Gold futures closed at the highest price in four weeks as a weaker dollar bolstered demand for commodities. Silver, platinum and palladium also surged.
The greenback retreated for the second straight day against a basket of currencies amid signs that European leaders are taking more steps to stem the region’s debt woes. The MSCI All- Country World Index of equities rose as much as 1.6 percent, and the Standard & Poor’s GSCI Spot Index of 24 raw materials advanced as much as 1.5 percent, the fifth gain in six sessions.
“The dollar is selling off, benefiting gold and commodities,” Scott Gardner, the chief investment officer at Verdmont Capital SA in Panama, said in an e-mail. “Risky assets have been well bid in 2012 on the heels of relatively solid economic news in the U.S. and the belief that much of the bad news out of Europe has been priced in.”

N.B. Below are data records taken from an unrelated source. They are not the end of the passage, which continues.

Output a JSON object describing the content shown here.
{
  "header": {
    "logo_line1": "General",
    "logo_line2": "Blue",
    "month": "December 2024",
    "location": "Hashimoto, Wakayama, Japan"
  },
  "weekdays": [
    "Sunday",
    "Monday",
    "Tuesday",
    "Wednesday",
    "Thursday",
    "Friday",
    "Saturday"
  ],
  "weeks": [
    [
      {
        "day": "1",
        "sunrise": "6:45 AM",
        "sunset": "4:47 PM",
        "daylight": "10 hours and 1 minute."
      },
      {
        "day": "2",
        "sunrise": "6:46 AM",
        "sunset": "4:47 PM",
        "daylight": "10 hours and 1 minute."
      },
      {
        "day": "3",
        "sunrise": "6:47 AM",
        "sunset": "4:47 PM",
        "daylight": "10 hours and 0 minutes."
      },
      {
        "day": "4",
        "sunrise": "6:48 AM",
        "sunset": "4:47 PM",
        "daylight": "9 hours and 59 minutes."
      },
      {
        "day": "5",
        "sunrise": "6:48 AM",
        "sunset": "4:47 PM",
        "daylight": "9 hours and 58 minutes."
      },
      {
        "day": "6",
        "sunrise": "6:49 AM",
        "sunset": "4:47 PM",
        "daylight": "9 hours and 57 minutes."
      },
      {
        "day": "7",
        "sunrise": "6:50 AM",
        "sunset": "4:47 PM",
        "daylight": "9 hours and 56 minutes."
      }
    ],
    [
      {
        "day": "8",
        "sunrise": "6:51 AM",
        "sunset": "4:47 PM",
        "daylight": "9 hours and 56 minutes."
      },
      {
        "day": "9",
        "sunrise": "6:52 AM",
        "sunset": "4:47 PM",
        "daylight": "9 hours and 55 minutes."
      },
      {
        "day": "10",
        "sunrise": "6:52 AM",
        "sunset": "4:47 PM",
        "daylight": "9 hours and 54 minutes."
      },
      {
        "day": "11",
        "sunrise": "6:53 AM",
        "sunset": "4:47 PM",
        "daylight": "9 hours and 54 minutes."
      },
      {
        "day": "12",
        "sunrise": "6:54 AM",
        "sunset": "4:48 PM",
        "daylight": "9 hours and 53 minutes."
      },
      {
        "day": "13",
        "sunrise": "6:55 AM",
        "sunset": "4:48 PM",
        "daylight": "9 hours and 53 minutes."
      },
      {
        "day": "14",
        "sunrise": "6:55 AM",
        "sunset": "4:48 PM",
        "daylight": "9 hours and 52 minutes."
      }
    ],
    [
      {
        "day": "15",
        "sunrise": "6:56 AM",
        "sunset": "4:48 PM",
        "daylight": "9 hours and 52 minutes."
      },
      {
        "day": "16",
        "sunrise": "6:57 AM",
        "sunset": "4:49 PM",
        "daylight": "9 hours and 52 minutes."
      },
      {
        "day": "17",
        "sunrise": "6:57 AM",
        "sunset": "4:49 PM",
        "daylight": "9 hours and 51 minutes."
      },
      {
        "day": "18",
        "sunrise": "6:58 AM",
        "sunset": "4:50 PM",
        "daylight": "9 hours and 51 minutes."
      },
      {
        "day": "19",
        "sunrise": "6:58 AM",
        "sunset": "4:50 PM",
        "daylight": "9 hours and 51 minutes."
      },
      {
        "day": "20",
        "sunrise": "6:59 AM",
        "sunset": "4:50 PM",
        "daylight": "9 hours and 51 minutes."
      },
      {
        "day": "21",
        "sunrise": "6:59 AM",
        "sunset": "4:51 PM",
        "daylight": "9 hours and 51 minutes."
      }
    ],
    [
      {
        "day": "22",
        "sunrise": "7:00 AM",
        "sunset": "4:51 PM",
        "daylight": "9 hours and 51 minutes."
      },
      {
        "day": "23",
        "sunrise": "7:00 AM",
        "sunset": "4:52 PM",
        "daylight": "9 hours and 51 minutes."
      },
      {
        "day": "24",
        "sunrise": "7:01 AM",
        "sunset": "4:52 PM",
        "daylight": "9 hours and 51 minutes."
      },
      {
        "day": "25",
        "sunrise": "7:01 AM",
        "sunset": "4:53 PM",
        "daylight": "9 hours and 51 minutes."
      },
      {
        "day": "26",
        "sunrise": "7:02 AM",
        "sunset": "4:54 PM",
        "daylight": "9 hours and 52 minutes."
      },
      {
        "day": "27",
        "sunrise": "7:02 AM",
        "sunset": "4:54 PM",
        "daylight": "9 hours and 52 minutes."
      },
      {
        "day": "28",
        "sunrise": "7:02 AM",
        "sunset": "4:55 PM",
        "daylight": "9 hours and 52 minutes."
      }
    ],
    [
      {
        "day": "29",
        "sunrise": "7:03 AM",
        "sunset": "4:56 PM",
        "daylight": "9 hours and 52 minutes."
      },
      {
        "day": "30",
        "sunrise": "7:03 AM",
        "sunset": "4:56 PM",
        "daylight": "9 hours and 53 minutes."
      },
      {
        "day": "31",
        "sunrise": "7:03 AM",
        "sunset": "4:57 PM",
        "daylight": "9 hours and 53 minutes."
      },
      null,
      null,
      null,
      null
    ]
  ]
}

Gold futures for February delivery advanced 1.5 percent to settle at $1,631.50 an ounce at 1:48 p.m. on the Comex in New York, the highest closing since Dec. 13. The precious metal rose as high as $1,61.40, the highest since Dec. 21.
China’s equities had the biggest three-session gain since October 2010 as slowing trade data boosted speculation that the government may loosen monetary policy to spur economic growth. The country is the world’s top user of industrial metals and the second-biggest gold buyer.
“The market is starting to sniff out additional easing measures by Chinese officials,” Gardner said.
The U.S. Mint already has sold 79,000 ounces of gold coins in January, topping total sales in December of 65,500 ounces.
“Physical investment and jewelry demand has been strong into price falls below $1,650, with Chinese buyers particularly active,” Nick Moore, an analyst at Royal Bank of Scotland Group Plc, said in a report. Demand from China “is likely to increase this month irrespective of price, in the run-up to the Chinese New Year.”
Physical demand in India, the biggest buyer, may also gain as the nation’s policy makers rein in inflation, boosting the rupee after a 16 percent slump last year.
The European Central Bank will likely keep its benchmark interest rate at a record low 1 percent on Jan. 12, according to 52 analyst estimates compiled by Bloomberg. The ECB cut the rate in December and stepped up efforts to boost liquidity as the region’s debt crisis threatened to engulf Italy and Spain.
“Even though the market expects no changes to the benchmark rate, some still anticipate the central bank embarking on further policy easing,” Andrey Kryuchenkov, an analyst at VTB Capital in London, said in a report. “Either way, we continue in an ultra-low currency yield environment which is gold beneficial, with little change in the near future for major central banks.”
Silver futures for March delivery climbed 3.6 percent to $29.815 an ounce on the Comex. Earlier, the price reached $30.31, the highest since Dec. 14.
Sales of American Eagle silver coins in January have already totaled 3.96 million ounces, more than the combined total in the previous two months. The metal is used to make jewelry and products such as solar panels, electronics and batteries.
South African Power
Platinum futures for April delivery rose 2.4 percent to $1,464.60 an ounce on the New York Mercantile Exchange. Earlier, the metal reached $1,475, the highest since Dec. 14.
Palladium futures for March delivery climbed 2.8 percent to $635.20 an ounce on the Nymex, rising the most since Dec. 30.
Platinum and palladium are used in jewelry and pollution- control devices in vehicles.
Eskom Holdings SOC Ltd., the utility that supplies about 95 percent of South Africa’s power, said yesterday that the risk of electricity outages increased after more generating plants were shut for maintenance.
South Africa is the biggest platinum producer and second- largest source of palladium.
“The country might be subject to a repeat of the 2008 power outages, which severely curtailed platinum production,” Marc Ground, an analyst at Standard Bank Plc, said in a report.
Russia is the top palladium producer.
To contact the editor responsible for this story: Steve Stroth at email@example.com